Exercise description:
Search the records for "image". Copy every line where it appears.

[Stored items from a collection]
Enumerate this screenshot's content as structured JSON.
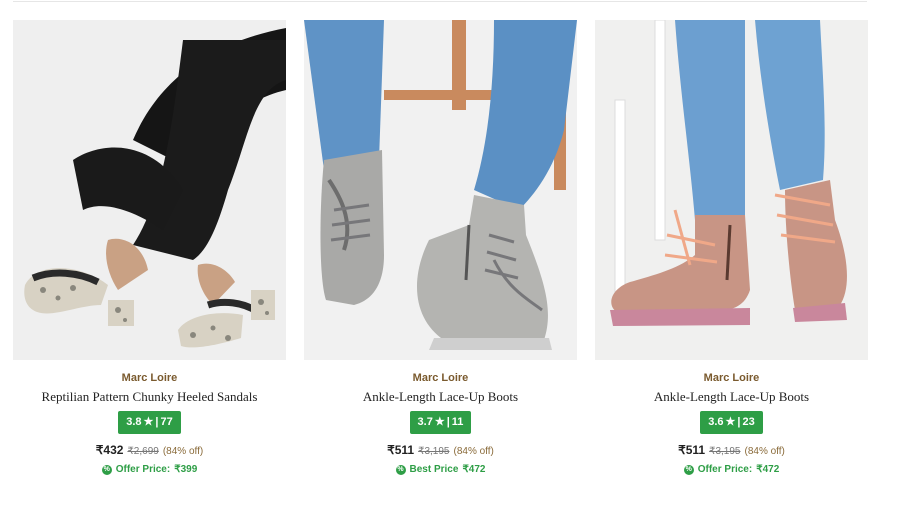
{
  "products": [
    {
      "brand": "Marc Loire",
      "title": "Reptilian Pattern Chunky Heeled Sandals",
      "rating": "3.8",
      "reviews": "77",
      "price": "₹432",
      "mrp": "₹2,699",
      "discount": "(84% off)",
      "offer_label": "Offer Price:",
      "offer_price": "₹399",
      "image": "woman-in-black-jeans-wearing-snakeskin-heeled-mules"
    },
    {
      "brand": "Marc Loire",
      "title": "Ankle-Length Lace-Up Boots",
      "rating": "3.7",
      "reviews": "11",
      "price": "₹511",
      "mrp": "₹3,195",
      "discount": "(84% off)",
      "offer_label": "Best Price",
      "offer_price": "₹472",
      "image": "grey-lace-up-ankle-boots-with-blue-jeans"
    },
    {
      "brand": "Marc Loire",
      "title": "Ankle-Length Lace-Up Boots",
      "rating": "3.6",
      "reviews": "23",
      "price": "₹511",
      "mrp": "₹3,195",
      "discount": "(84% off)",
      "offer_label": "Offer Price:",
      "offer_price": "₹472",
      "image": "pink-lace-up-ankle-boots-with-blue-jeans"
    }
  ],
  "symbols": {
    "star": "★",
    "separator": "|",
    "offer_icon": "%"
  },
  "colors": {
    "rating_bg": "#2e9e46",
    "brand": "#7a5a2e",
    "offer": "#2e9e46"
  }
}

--

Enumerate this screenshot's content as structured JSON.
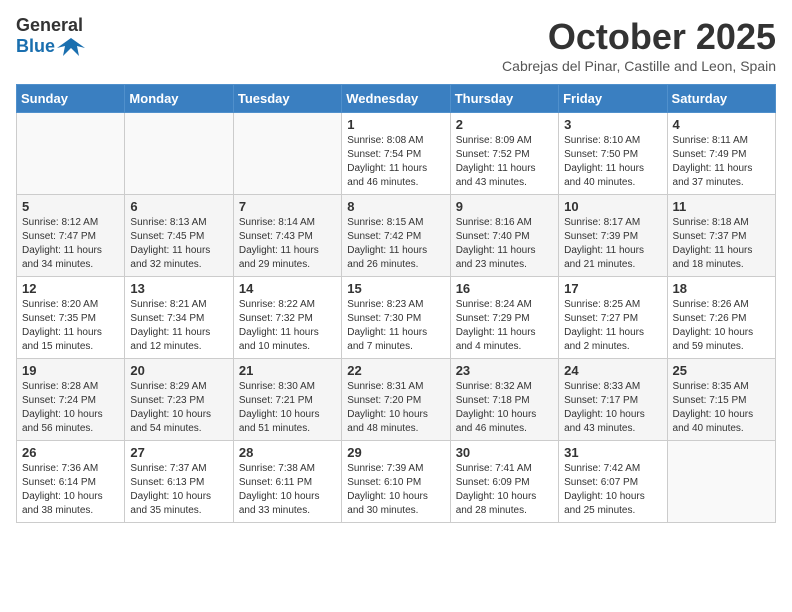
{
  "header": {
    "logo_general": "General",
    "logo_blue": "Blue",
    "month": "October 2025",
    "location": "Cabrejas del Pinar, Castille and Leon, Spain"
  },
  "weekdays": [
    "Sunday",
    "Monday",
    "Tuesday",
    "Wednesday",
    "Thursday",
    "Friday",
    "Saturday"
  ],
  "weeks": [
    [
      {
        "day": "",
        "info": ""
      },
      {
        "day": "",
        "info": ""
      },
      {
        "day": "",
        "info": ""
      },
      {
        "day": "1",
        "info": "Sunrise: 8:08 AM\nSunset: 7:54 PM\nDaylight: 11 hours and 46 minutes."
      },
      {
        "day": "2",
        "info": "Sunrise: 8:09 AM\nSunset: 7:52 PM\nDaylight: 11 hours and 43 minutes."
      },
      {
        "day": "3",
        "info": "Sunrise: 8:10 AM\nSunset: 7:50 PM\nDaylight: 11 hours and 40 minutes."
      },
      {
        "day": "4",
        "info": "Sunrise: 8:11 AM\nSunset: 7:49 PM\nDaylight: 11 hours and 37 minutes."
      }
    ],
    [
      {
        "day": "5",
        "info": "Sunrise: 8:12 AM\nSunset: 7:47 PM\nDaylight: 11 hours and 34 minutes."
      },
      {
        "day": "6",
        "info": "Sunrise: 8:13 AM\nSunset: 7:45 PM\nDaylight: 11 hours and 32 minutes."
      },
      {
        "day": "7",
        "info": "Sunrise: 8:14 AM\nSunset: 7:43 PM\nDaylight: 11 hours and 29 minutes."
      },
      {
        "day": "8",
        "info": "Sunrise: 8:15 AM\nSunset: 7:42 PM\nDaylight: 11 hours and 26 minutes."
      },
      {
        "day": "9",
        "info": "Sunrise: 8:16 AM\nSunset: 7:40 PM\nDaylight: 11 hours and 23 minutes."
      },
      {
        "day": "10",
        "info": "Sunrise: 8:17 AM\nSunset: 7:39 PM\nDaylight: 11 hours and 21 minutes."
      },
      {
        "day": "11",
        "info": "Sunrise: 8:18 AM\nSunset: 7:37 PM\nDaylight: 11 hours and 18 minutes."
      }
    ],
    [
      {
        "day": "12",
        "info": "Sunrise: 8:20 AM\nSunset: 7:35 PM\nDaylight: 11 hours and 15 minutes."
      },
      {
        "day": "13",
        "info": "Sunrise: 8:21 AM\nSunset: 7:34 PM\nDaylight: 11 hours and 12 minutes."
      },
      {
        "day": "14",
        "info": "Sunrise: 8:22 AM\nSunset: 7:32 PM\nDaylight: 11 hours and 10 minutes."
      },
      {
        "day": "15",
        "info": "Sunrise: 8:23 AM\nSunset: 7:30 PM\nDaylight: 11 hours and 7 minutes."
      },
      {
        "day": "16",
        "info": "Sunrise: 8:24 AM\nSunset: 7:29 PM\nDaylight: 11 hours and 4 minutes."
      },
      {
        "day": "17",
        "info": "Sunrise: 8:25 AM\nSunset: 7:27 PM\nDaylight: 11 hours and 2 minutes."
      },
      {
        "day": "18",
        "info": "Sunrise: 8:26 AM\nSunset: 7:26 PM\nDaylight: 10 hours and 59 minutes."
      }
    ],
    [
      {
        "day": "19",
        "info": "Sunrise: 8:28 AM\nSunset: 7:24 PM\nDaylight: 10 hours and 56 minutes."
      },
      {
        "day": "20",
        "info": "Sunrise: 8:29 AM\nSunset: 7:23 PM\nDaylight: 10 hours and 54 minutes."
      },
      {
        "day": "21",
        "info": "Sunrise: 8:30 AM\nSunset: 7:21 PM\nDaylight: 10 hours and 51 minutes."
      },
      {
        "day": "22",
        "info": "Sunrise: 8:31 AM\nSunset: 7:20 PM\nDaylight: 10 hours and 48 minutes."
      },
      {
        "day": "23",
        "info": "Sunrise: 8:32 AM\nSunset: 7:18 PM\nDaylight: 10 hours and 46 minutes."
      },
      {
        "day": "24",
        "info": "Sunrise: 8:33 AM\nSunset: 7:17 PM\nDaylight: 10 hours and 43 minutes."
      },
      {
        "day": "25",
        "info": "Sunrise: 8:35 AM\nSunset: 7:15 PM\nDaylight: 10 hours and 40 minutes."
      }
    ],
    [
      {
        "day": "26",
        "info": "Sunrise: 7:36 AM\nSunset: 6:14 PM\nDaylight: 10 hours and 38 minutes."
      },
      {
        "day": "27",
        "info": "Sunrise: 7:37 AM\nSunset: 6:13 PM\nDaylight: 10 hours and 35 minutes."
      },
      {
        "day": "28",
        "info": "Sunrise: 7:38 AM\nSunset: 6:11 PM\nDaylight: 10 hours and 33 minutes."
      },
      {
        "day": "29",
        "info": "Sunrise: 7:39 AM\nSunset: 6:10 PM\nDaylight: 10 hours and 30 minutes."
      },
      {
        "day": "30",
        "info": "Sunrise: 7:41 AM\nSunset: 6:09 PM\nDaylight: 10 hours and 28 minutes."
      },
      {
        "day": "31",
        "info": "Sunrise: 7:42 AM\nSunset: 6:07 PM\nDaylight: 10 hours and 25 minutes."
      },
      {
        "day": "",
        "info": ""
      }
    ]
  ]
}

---

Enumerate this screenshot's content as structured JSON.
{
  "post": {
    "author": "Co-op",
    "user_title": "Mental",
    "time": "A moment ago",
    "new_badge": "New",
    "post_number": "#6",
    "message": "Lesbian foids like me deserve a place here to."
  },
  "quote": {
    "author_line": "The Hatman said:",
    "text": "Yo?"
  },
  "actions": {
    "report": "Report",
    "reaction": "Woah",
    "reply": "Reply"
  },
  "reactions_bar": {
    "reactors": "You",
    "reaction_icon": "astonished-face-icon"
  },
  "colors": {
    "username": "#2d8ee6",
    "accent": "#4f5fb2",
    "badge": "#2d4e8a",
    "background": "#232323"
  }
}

Reply to the exercise:
      "image": "woman-in-black-jeans-wearing-snakeskin-heeled-mules"
      "image": "grey-lace-up-ankle-boots-with-blue-jeans"
      "image": "pink-lace-up-ankle-boots-with-blue-jeans"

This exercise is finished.